"Hanggang ngayon, ang income ng establishments diyan, ang nagkukubra si Prieto, may-ari ng donut. Do not steal the property of government. Akala ninyo kayo lang ang marunong eh p-- ina ninyo, pati kayo magnanakaw. So do not tell us what to do... That is corruption of the highest order," he said.
Sought for comment regarding the issue raised by the President, Sunvar's legal counsel said it would be better for the matters to be discussed in court.
"Considering the pendency of the appeal before the Court of Appeals, we will simply address the legal issues raised at the proper forum," Christopher Capul of the Siguion Reyna, Montecillo and Ongsiako Law Office, the company's legal counsel, told GMA News Online.
In a fact sheet emailed to the media, Sunvar revealed some details surrounding its lease of the government property located in between De la Rosa and Arnaiz streets in Legazpi Village.
"Back in December 1977, the National Power Corporation and the government leased its 125,607 square meters of undeveloped property, located from Bangkal to Dasmarinas Village in Makati City, to Technology Resource Center Foundation Inc. (TRCFI)," Sunvar said.
The company said that it was interested in sub-leasing only 3,000 sqm of the TRCFI-leased property to serve as parking and access for Makati Square shoppers and movie goers.
"TRCFI, however, insisted on having the entire property rented by Sunvar," Sunvar added.
In 1980, Sunvar said it has signed an "all-or-nothing long-term sub-lease" deal with TRCFI—"leasing a strip that had no road, clean water, drainage, electricity or communication."
"Sunvar paid TRCFI the full advance of P16.8 million to cover the entire lease period; an initial period of nearly 25 years, renewable for another 25 years at Sunvar’s exclusive option," it said.
In April 2002, or eight months before the first 25 years lease expired, Sunvar notified Napocor, the government as well as Philippine Development Alternatives Foundation (PDAF) on exercising its exclusive option to extend the lease for another 25 years.
"Sunvar likewise tendered payment of rentals for the extended period," it said.
After the 1986 EDSA People Power Revolution, TRCFI was dissolved and the rights to the property were given to the PDAF.
Napocor, mandated by the government to privatize all its assets, informed PDAF of the nonrenewal of the sub-lease. PDAF subsequently informed Sunvar.
Sunvar, however, responded that Napocor and the government must honor the lease agreement contract.

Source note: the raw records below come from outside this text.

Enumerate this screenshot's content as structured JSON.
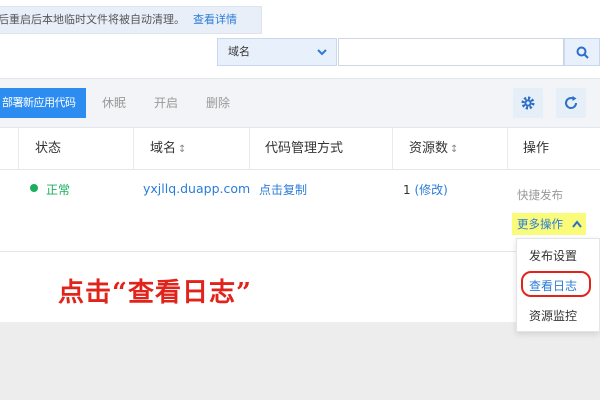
{
  "notice": {
    "message": "后重启后本地临时文件将被自动清理。",
    "link": "查看详情"
  },
  "search": {
    "select_value": "域名",
    "input_value": "",
    "input_placeholder": ""
  },
  "toolbar": {
    "primary_label": "部署新应用代码",
    "sleep_label": "休眠",
    "start_label": "开启",
    "delete_label": "删除"
  },
  "table": {
    "headers": {
      "status": "状态",
      "domain": "域名",
      "code_mgmt": "代码管理方式",
      "resources": "资源数",
      "actions": "操作"
    },
    "row": {
      "status": "正常",
      "domain": "yxjllq.duapp.com",
      "code_mgmt": "点击复制",
      "resources_count": "1",
      "resources_edit": "(修改)",
      "quick_publish": "快捷发布",
      "more_actions": "更多操作"
    }
  },
  "dropdown": {
    "items": [
      "发布设置",
      "查看日志",
      "资源监控"
    ]
  },
  "annotation": "点击“查看日志”",
  "colors": {
    "accent": "#2d8cf0",
    "link": "#2b7cd8",
    "success": "#1aaf5d",
    "annotation": "#e0241b",
    "highlight": "#fbfb7a"
  }
}
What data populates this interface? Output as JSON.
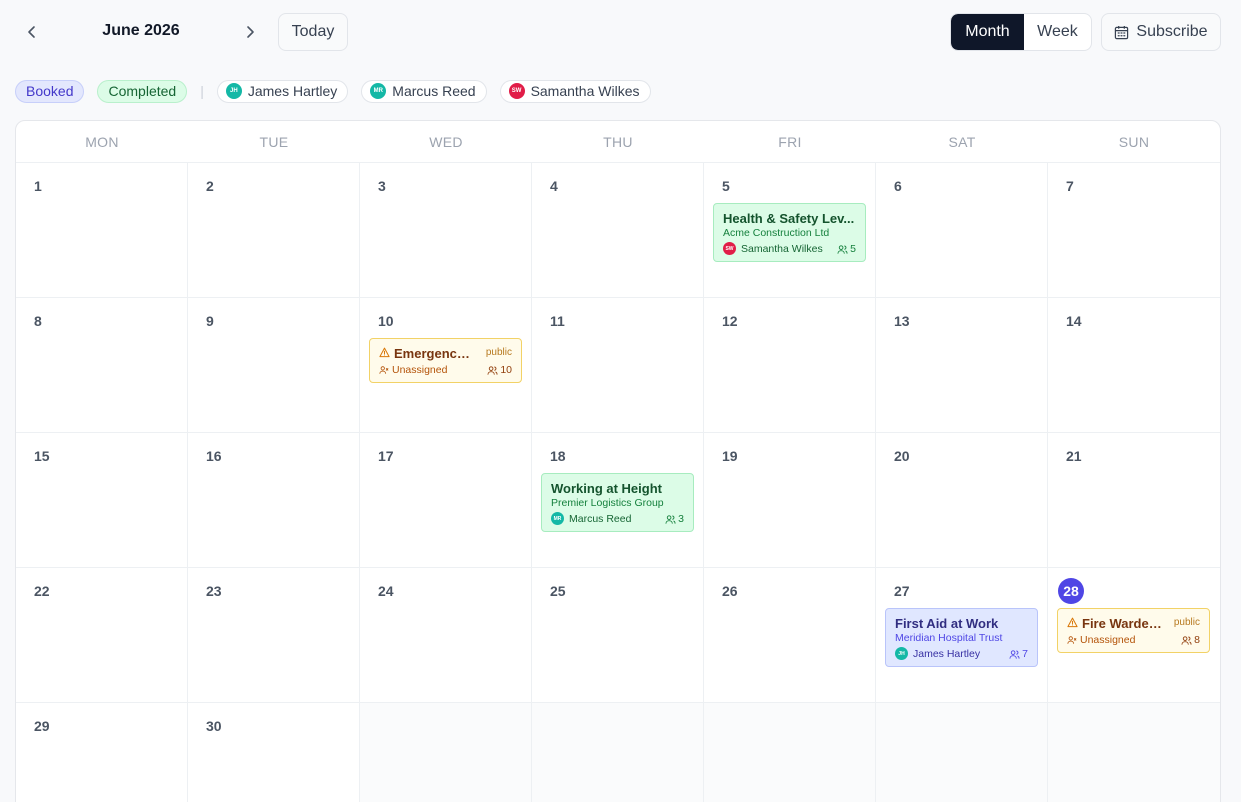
{
  "header": {
    "month_title": "June 2026",
    "today_label": "Today",
    "view_month": "Month",
    "view_week": "Week",
    "subscribe_label": "Subscribe",
    "active_view": "Month"
  },
  "filters": {
    "status": [
      {
        "label": "Booked",
        "color": "#e3e7fd"
      },
      {
        "label": "Completed",
        "color": "#dcfce7"
      }
    ],
    "separator": "|",
    "trainers": [
      {
        "initials": "JH",
        "name": "James Hartley",
        "avatar_color": "#14b8a6"
      },
      {
        "initials": "MR",
        "name": "Marcus Reed",
        "avatar_color": "#14b8a6"
      },
      {
        "initials": "SW",
        "name": "Samantha Wilkes",
        "avatar_color": "#e11d48"
      }
    ]
  },
  "calendar": {
    "weekdays": [
      "MON",
      "TUE",
      "WED",
      "THU",
      "FRI",
      "SAT",
      "SUN"
    ],
    "today": "28",
    "days": [
      "1",
      "2",
      "3",
      "4",
      "5",
      "6",
      "7",
      "8",
      "9",
      "10",
      "11",
      "12",
      "13",
      "14",
      "15",
      "16",
      "17",
      "18",
      "19",
      "20",
      "21",
      "22",
      "23",
      "24",
      "25",
      "26",
      "27",
      "28",
      "29",
      "30"
    ],
    "events": {
      "e5": {
        "day": "5",
        "status": "Completed",
        "title": "Health & Safety Lev...",
        "client": "Acme Construction Ltd",
        "trainer_initials": "SW",
        "trainer": "Samantha Wilkes",
        "attendees": "5"
      },
      "e10": {
        "day": "10",
        "status": "Unassigned",
        "title": "Emergency ...",
        "visibility": "public",
        "trainer": "Unassigned",
        "attendees": "10"
      },
      "e18": {
        "day": "18",
        "status": "Completed",
        "title": "Working at Height",
        "client": "Premier Logistics Group",
        "trainer_initials": "MR",
        "trainer": "Marcus Reed",
        "attendees": "3"
      },
      "e27": {
        "day": "27",
        "status": "Booked",
        "title": "First Aid at Work",
        "client": "Meridian Hospital Trust",
        "trainer_initials": "JH",
        "trainer": "James Hartley",
        "attendees": "7"
      },
      "e28": {
        "day": "28",
        "status": "Unassigned",
        "title": "Fire Warden...",
        "visibility": "public",
        "trainer": "Unassigned",
        "attendees": "8"
      }
    }
  },
  "colors": {
    "accent": "#4f46e5",
    "active_toggle": "#0f1729",
    "completed_bg": "#dcfce7",
    "booked_bg": "#e0e7ff",
    "unassigned_bg": "#fffbeb"
  }
}
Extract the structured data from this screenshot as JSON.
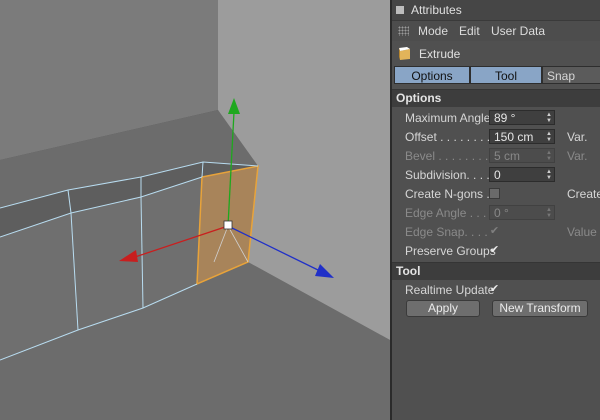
{
  "window": {
    "title": "Attributes"
  },
  "menu": [
    "Mode",
    "Edit",
    "User Data"
  ],
  "object": {
    "name": "Extrude",
    "icon": "extrude-icon"
  },
  "tabs": [
    {
      "label": "Options",
      "active": true
    },
    {
      "label": "Tool",
      "active": true
    },
    {
      "label": "Snap Settings",
      "active": false
    }
  ],
  "sections": {
    "options": "Options",
    "tool": "Tool"
  },
  "options": {
    "max_angle": {
      "label": "Maximum Angle",
      "value": "89 °"
    },
    "offset": {
      "label": "Offset . . . . . . . .",
      "value": "150 cm",
      "right_label": "Var."
    },
    "bevel": {
      "label": "Bevel . . . . . . . .",
      "value": "5 cm",
      "right_label": "Var."
    },
    "subdivision": {
      "label": "Subdivision. . . .",
      "value": "0"
    },
    "create_ngons": {
      "label": "Create N-gons . .",
      "checked": false,
      "right_label": "Create"
    },
    "edge_angle": {
      "label": "Edge Angle . . .",
      "value": "0 °"
    },
    "edge_snap": {
      "label": "Edge Snap. . . .",
      "checked": true,
      "right_label": "Value"
    },
    "preserve_groups": {
      "label": "Preserve Groups",
      "checked": true
    }
  },
  "tool": {
    "realtime_update": {
      "label": "Realtime Update",
      "checked": true
    },
    "apply_label": "Apply",
    "new_transform_label": "New Transform"
  },
  "glyphs": {
    "check": "✔",
    "up": "▲",
    "down": "▼"
  },
  "colors": {
    "tab_active": "#89a5c6",
    "selection": "#e8a33a",
    "axis_x": "#c81e1e",
    "axis_y": "#1ea81e",
    "axis_z": "#2030c8"
  }
}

Napocor eventually filed a case against Sunvar through the Office of the Solicitor General headed by Agnes Devanadera at the Metropolitan Trial Court in Makati City in 2009.
The MTC in 2015 ruled in favor of the government and ordered Sunvar to vacate the property.
It also directed Sunvar to pay back rentals amounting to P478.2 million as of May 2015, but with monthly rental of P3.2 million starting June 2015 until they leave the property.
But Sunvar was able to obtain an injunction order from the Regional Trial Court in Makati City, stopping the MTC ruling.
The government elevated the case to the Court of Appeals, which sided with Sunvar in its decision in 2016. —NB, GMA News